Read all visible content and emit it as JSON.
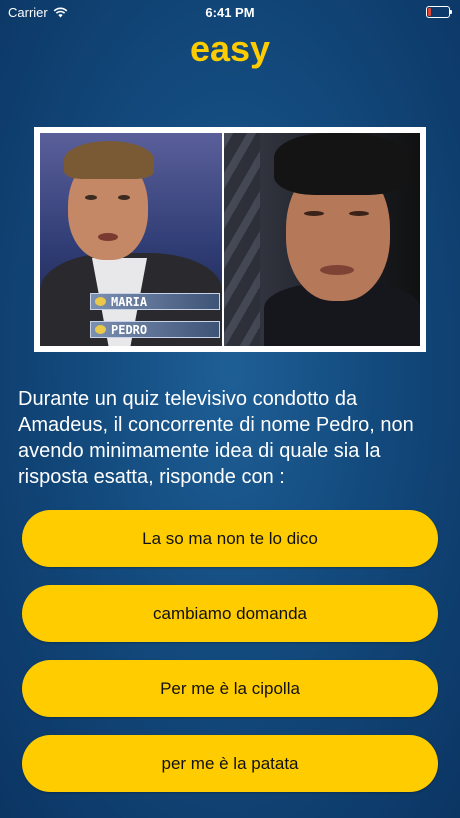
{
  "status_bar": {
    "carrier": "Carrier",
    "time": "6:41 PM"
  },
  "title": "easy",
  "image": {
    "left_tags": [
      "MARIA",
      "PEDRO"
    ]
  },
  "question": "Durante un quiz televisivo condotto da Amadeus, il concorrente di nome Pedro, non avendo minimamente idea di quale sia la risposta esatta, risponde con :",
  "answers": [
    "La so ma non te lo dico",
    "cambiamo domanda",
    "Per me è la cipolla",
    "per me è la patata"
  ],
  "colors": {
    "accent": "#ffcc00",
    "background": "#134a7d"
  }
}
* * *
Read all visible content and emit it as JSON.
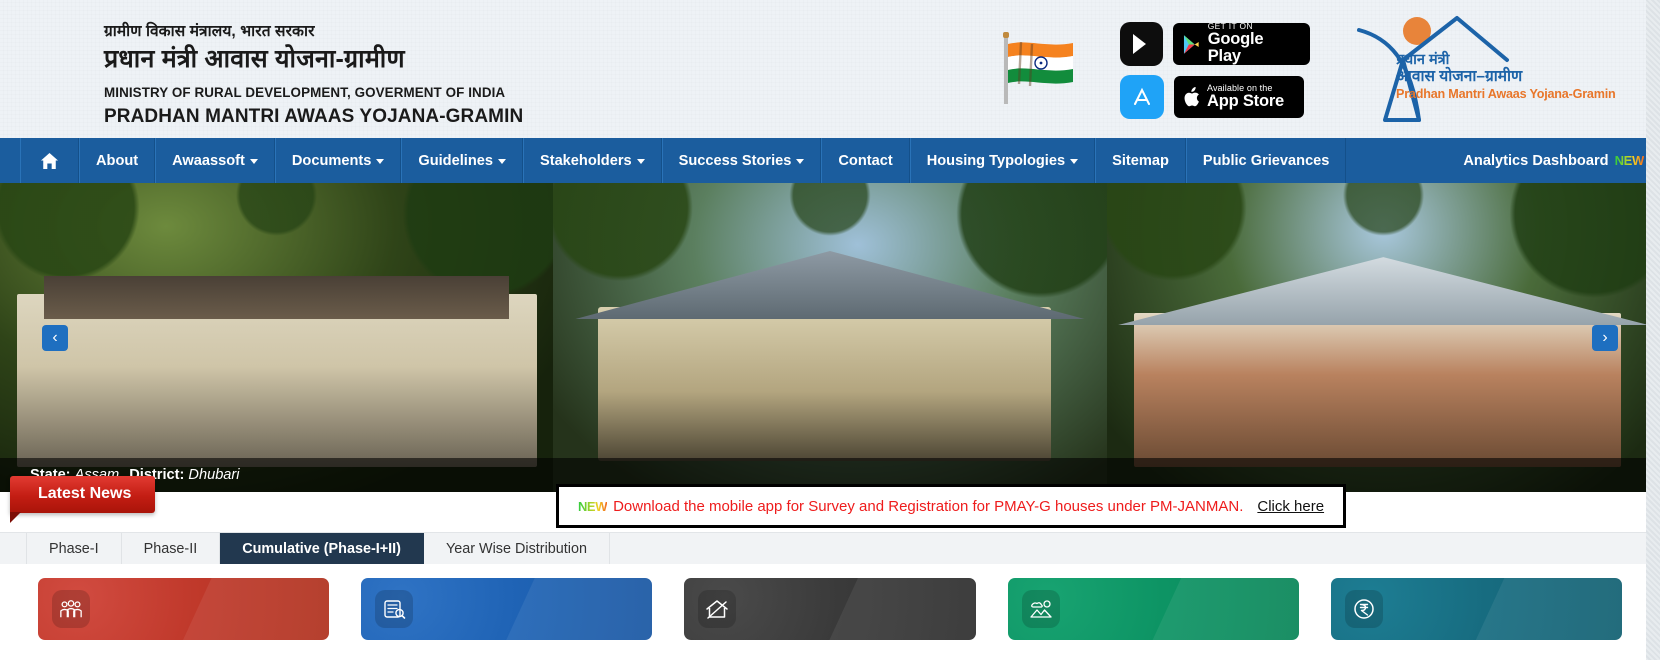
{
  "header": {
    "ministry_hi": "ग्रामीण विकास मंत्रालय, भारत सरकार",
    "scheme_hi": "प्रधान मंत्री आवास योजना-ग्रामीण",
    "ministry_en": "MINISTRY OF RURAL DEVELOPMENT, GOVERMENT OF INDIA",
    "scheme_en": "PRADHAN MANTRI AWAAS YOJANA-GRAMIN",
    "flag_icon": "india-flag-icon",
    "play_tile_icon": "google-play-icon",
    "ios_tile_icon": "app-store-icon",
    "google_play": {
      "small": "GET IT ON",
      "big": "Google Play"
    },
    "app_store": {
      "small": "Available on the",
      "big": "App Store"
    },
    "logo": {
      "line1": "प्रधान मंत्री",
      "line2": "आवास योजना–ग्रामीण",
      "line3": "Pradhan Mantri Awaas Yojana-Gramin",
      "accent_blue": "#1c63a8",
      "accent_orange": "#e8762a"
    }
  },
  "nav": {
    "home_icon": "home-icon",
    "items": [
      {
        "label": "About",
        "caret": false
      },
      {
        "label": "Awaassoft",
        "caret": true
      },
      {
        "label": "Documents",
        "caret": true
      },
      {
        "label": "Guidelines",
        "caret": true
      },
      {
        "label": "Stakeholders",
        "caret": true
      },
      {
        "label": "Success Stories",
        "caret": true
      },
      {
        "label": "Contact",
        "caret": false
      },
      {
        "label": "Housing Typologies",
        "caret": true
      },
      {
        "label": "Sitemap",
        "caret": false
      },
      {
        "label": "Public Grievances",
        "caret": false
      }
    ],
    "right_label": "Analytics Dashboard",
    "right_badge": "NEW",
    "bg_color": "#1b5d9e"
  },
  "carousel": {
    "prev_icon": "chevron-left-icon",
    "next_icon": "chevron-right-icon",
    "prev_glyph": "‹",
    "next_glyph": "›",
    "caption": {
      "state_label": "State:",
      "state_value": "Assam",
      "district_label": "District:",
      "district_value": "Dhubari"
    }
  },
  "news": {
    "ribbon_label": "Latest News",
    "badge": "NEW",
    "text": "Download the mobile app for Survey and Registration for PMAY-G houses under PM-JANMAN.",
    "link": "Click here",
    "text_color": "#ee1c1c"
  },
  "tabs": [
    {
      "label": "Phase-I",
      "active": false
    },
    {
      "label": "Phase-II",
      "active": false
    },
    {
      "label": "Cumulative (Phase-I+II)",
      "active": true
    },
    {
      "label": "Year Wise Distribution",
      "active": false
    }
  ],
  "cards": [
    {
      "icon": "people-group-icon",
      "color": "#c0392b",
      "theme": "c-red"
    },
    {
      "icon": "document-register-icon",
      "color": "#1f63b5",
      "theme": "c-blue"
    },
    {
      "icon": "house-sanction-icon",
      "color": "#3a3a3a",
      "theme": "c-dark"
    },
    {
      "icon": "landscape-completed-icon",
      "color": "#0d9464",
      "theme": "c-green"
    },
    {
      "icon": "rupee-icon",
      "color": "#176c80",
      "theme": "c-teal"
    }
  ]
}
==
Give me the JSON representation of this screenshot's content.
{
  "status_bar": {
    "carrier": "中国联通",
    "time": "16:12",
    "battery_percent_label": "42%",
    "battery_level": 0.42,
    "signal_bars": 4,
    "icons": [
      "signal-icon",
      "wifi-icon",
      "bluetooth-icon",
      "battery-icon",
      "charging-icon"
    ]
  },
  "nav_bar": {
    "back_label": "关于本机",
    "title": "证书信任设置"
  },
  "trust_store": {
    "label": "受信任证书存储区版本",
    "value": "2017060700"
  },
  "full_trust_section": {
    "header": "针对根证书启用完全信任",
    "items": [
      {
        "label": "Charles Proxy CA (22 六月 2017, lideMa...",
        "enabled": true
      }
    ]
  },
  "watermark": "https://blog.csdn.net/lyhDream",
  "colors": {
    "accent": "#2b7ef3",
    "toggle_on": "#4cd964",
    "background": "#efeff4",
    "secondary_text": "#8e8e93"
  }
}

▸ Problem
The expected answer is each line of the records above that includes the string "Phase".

▸ Written response
      "label": "Phase-I",
      "label": "Phase-II",
      "label": "Cumulative (Phase-I+II)",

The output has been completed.